__Your objective__: Search the material below for lines containing the string "screenshot", and copy every one you find.
___ Materials provided
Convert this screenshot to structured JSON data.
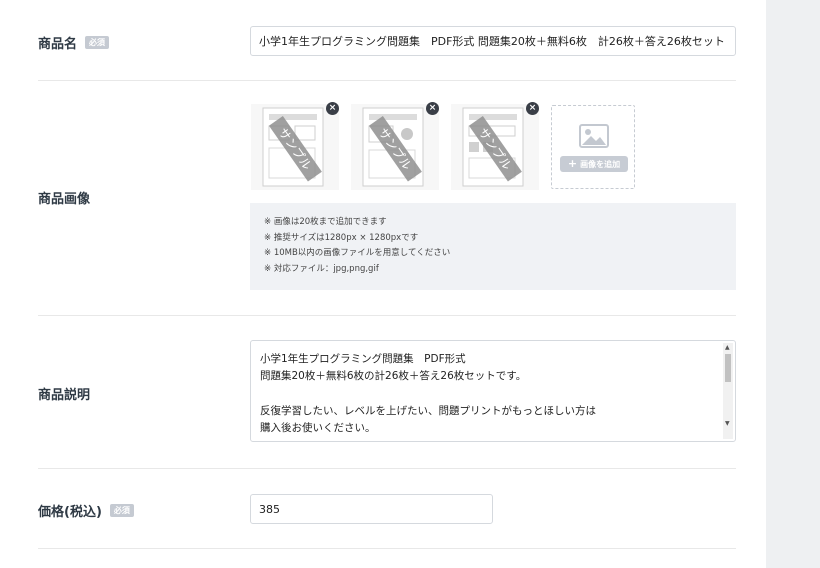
{
  "name_field": {
    "label": "商品名",
    "badge": "必須",
    "value": "小学1年生プログラミング問題集　PDF形式  問題集20枚＋無料6枚　計26枚＋答え26枚セット"
  },
  "image_field": {
    "label": "商品画像",
    "thumbnails": [
      {
        "overlay": "サンプル",
        "remove_glyph": "×"
      },
      {
        "overlay": "サンプル",
        "remove_glyph": "×"
      },
      {
        "overlay": "サンプル",
        "remove_glyph": "×"
      }
    ],
    "add_button_label": "画像を追加",
    "add_glyph": "+",
    "notes": [
      "※ 画像は20枚まで追加できます",
      "※ 推奨サイズは1280px × 1280pxです",
      "※ 10MB以内の画像ファイルを用意してください",
      "※ 対応ファイル：jpg,png,gif"
    ]
  },
  "description_field": {
    "label": "商品説明",
    "lines": [
      "小学1年生プログラミング問題集　PDF形式",
      "問題集20枚＋無料6枚の計26枚＋答え26枚セットです。",
      "",
      "反復学習したい、レベルを上げたい、問題プリントがもっとほしい方は",
      "購入後お使いください。"
    ]
  },
  "price_field": {
    "label": "価格(税込)",
    "badge": "必須",
    "value": "385"
  },
  "icons": {
    "remove": "close-circle-icon",
    "add_image": "image-placeholder-icon",
    "plus": "plus-icon"
  },
  "colors": {
    "label": "#2f3a45",
    "badge": "#c5cad2",
    "notes_bg": "#f0f2f5",
    "remove_btn": "#3a3f47"
  }
}
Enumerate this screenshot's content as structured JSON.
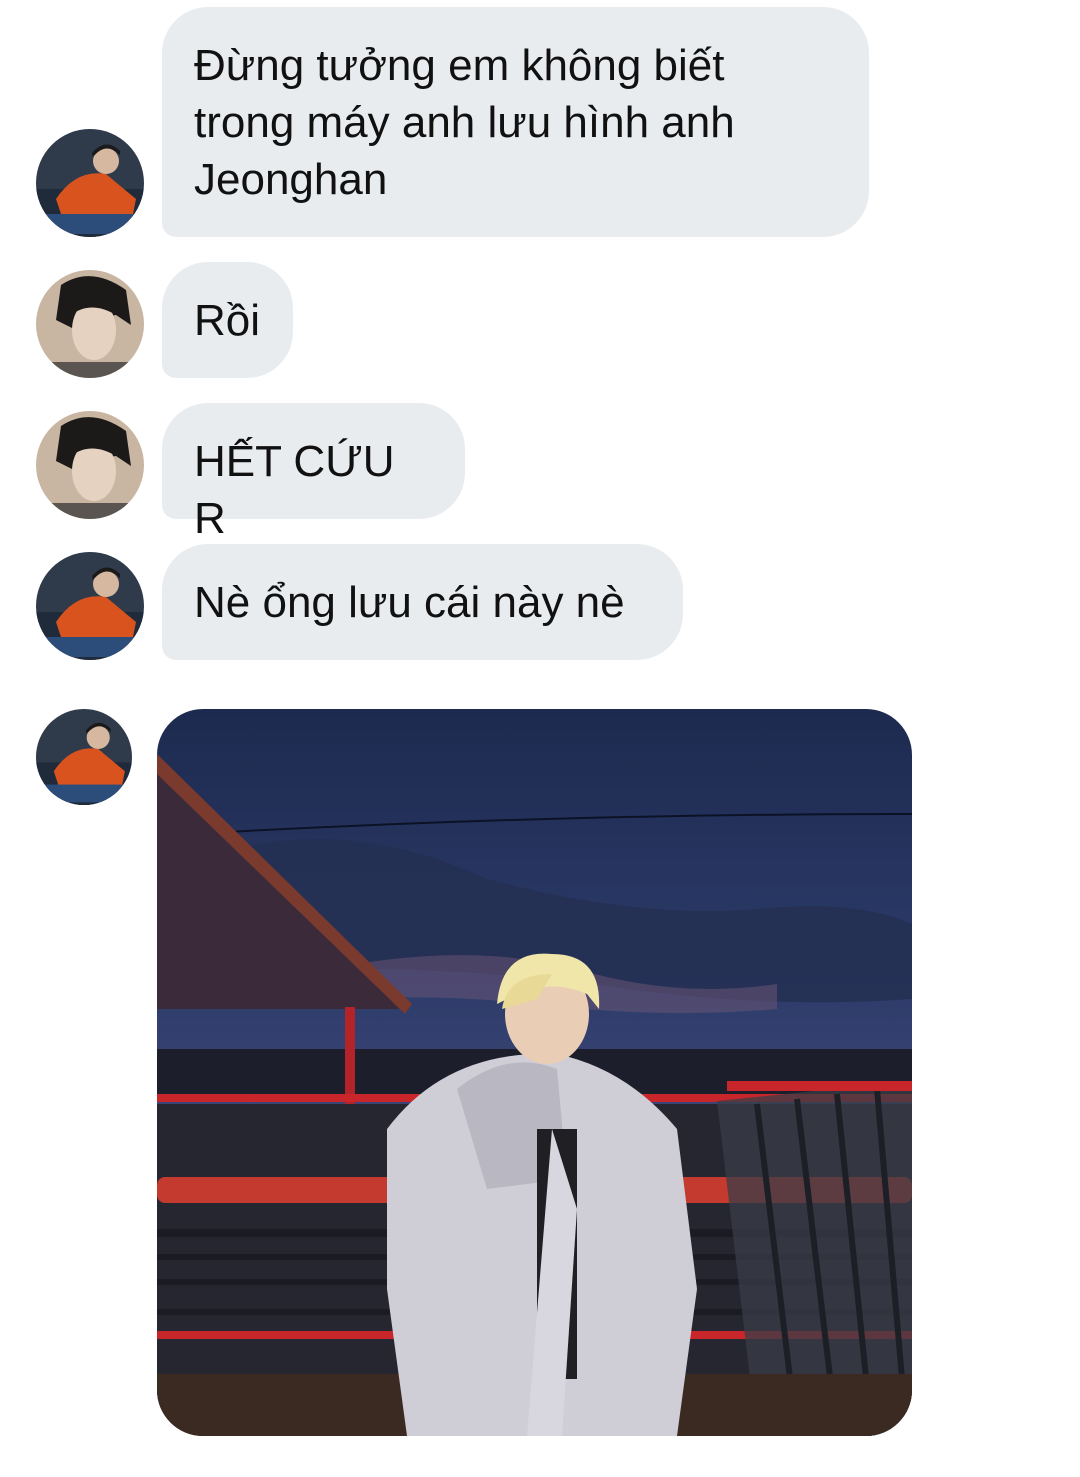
{
  "messages": [
    {
      "sender": "avatar-a",
      "lines": [
        "Đừng tưởng em không biết",
        "trong máy anh lưu hình anh",
        "Jeonghan"
      ]
    },
    {
      "sender": "avatar-b",
      "text": "Rồi"
    },
    {
      "sender": "avatar-b",
      "text": "HẾT CỨU R"
    },
    {
      "sender": "avatar-a",
      "text": "Nè ổng lưu cái này nè"
    },
    {
      "sender": "avatar-a",
      "type": "photo",
      "content": "photo-image"
    }
  ],
  "colors": {
    "bubble_background": "#e9ecef",
    "text": "#111111",
    "background": "#ffffff"
  }
}
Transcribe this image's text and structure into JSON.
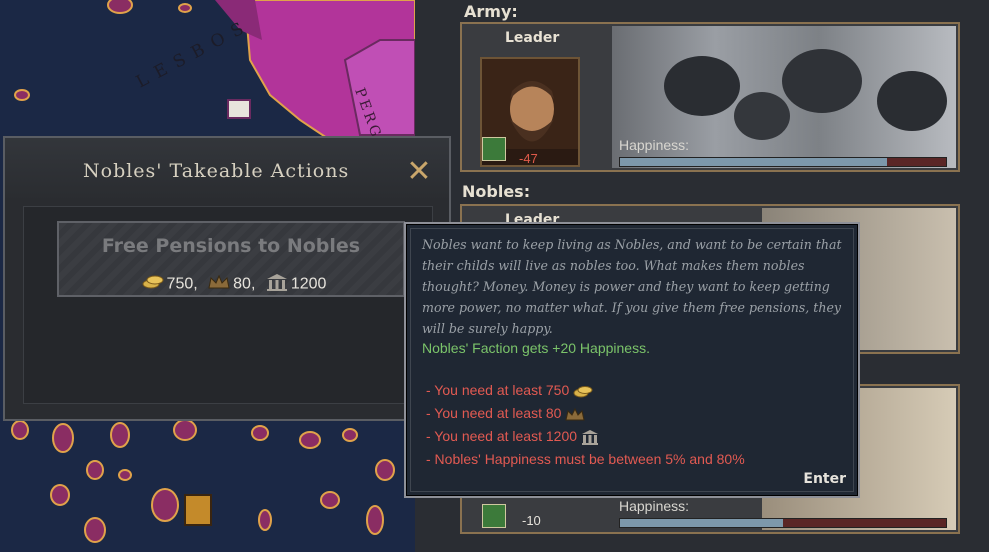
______
__Exercise solution__:
Convert this screenshot to structured JSON data.
Enumerate this screenshot's content as structured JSON.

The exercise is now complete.